Old wisdom and modern economics1 min read . Updated: 31 Jan 2020, 06:17 PM IST
- After GDP growth dipped to a six-year low of 4.5% in the July-September quarter of 2019, many had wondered how far it would fall before the economy found its feet
India’s latest Economic Survey offers some comfort on the health of the Indian economy. Authored by chief economic advisor (CEA) Krishnamurthy Subramanian, it suggests that the growth slowdown has bottomed out, and a recovery is on the cards. It estimates that our gross domestic product (GDP) would expand between 6% and 6.5% in 2020-21, up a percentage point or more from the 5% expansion it pencils in for the current fiscal year.
After GDP growth dipped to a six-year low of 4.5% in the July-September quarter of 2019, many had wondered how far it would fall before the economy found its feet. In this respect, the survey’s projections are quite encouraging. Such a growth revival, however, would require the support of fiscal policy, which plays a crucial role in exceptional times like these. Private investment is showing few signs of life and monetary policy tools seem decidedly blunt. This means tax cuts or increased outlays on infrastructure and social programmes would have to stimulate growth. Unfortunately, India operates within a rigid fiscal framework that caps the extent to which a government can outspend its revenues. Some fiscal leeway does exist for exigencies, which the Survey nudges the Centre to resort to. For fiscal policy to be more adaptive to tough economic conditions, though, Parliament may need to modify the Fiscal Responsibility and Budget Management Act at some point.

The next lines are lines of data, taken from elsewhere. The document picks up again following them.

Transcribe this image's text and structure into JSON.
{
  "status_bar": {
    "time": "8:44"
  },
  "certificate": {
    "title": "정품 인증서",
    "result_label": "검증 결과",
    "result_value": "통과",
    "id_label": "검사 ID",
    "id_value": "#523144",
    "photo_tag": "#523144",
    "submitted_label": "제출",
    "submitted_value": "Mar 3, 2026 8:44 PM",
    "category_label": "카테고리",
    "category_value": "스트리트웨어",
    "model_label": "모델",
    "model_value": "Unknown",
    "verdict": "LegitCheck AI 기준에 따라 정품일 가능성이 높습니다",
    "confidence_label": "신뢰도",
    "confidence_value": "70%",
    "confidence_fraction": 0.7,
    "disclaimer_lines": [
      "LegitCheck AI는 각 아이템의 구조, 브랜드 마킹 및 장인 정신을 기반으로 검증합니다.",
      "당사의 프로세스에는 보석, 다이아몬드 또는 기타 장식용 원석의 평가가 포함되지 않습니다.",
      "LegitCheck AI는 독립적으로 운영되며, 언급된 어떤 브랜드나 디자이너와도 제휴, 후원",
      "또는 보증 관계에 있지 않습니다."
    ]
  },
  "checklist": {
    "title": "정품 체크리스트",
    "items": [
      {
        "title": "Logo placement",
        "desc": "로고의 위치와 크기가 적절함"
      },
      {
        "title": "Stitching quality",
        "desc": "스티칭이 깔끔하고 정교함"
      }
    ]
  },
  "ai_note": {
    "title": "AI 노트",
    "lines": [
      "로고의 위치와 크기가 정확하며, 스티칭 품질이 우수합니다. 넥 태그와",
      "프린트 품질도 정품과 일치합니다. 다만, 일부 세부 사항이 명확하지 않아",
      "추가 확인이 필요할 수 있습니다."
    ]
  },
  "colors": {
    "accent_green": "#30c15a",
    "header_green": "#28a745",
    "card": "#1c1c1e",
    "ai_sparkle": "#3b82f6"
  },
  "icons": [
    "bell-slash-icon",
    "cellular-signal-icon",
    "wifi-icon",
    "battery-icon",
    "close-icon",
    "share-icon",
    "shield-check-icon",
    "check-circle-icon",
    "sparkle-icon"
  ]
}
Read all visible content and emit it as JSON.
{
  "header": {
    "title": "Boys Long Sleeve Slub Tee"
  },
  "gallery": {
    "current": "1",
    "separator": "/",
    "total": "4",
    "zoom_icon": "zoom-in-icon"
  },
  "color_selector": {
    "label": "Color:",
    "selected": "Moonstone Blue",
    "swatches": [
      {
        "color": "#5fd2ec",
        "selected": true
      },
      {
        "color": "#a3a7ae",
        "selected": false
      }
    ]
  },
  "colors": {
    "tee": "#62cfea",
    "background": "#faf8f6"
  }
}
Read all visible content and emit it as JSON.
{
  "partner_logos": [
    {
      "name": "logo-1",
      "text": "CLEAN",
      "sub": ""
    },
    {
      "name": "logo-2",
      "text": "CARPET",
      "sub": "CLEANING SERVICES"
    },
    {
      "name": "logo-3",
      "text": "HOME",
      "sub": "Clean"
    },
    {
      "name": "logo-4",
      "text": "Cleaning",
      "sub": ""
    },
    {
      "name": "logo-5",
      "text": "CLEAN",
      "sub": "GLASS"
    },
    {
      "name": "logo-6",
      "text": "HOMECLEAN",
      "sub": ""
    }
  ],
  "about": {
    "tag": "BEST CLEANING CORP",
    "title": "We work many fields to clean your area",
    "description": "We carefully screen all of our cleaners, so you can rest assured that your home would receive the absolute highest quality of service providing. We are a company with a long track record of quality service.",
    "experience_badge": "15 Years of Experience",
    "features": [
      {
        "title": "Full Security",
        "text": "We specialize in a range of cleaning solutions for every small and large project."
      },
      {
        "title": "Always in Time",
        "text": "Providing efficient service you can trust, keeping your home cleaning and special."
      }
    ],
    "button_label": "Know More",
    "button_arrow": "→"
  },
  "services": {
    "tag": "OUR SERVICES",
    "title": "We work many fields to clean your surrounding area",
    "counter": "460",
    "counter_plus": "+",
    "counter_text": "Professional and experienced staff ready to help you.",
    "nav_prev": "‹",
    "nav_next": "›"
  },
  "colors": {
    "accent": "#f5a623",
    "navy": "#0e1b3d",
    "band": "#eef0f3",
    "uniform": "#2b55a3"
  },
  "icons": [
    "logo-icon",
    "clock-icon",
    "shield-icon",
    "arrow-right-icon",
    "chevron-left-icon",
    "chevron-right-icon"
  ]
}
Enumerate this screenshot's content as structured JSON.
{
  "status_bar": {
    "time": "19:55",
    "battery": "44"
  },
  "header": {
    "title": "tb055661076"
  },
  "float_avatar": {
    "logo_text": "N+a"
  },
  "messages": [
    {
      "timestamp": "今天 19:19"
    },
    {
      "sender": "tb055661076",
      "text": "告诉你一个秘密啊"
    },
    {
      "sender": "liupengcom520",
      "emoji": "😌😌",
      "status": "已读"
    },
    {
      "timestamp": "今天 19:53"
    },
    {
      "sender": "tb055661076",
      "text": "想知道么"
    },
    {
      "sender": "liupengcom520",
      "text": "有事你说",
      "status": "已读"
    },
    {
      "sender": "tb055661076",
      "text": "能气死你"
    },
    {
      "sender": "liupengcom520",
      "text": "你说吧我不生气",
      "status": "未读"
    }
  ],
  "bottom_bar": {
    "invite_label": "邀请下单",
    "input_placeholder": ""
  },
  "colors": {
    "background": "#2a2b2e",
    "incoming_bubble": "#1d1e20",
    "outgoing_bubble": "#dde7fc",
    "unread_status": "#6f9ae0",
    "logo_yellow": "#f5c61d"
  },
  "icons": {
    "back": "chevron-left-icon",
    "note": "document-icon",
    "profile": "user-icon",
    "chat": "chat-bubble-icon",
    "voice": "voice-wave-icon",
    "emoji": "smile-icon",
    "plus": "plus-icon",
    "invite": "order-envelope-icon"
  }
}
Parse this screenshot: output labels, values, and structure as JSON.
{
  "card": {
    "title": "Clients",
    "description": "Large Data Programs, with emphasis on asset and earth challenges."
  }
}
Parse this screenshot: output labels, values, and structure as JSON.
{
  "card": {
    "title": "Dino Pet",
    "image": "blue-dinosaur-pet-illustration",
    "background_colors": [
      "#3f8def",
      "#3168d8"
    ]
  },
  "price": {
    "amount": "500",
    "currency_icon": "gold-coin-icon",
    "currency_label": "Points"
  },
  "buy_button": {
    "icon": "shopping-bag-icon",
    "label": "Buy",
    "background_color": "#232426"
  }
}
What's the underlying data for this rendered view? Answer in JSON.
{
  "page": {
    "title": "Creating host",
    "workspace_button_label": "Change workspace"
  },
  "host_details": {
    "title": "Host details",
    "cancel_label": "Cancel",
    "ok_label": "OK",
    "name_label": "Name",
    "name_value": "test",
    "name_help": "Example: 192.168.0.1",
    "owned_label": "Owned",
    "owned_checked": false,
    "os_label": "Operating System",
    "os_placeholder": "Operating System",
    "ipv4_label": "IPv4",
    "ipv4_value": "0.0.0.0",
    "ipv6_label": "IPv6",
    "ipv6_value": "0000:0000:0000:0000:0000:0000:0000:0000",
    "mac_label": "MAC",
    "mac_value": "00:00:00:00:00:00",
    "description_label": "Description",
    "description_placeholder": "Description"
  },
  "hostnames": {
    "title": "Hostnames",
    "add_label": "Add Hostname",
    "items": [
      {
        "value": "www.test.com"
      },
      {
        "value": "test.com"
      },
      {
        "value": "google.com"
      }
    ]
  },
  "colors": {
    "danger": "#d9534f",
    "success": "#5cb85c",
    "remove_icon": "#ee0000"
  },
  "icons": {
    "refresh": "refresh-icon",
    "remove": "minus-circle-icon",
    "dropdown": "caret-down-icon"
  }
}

If finance minister Nirmala Sitharaman takes its cues from the Survey for the Union budget to be presented on Saturday, it could help the wheels of the economy get out of their rut. Once growth stabilizes, the excess spending would need to be scaled back—lest other aspects of the economy get distorted. The Survey calls for strengthening the invisible hand of the market and supporting it with the “hand of trust". Like Subramanian’s previous Survey, this one also veers into advice from ancient Indian texts, such as Kautilya’s Arthashastra, to make its points. While all this gives it a touch of exotica, it doesn’t depart from market economics. Expanding the pie must precede efforts to redistribute it, in its view. For that, private enterprise must play its role. And we must trust that the self-interest of business will work in favour of everyone.